> PROBLEM STATEMENT:
Output a faithful copy of the entries, every picture removed.
--- START ---
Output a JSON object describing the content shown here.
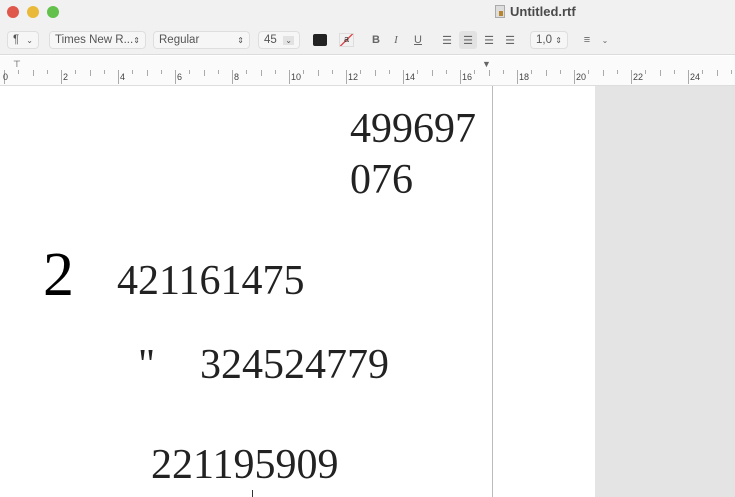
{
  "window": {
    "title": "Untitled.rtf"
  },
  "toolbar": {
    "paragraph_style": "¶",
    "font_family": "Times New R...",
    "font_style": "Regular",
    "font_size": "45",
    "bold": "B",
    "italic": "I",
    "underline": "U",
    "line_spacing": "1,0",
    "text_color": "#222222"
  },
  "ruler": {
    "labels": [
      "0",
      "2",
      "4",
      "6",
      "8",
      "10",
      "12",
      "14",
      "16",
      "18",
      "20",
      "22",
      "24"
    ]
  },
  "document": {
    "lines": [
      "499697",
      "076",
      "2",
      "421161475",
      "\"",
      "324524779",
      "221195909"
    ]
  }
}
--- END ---
> COMPLETED TASK:
Output a JSON object describing the content shown here.
{
  "window": {
    "title": "Untitled.rtf"
  },
  "toolbar": {
    "paragraph_style": "¶",
    "font_family": "Times New R...",
    "font_style": "Regular",
    "font_size": "45",
    "bold": "B",
    "italic": "I",
    "underline": "U",
    "line_spacing": "1,0",
    "text_color": "#222222"
  },
  "ruler": {
    "labels": [
      "0",
      "2",
      "4",
      "6",
      "8",
      "10",
      "12",
      "14",
      "16",
      "18",
      "20",
      "22",
      "24"
    ]
  },
  "document": {
    "lines": [
      "499697",
      "076",
      "2",
      "421161475",
      "\"",
      "324524779",
      "221195909"
    ]
  }
}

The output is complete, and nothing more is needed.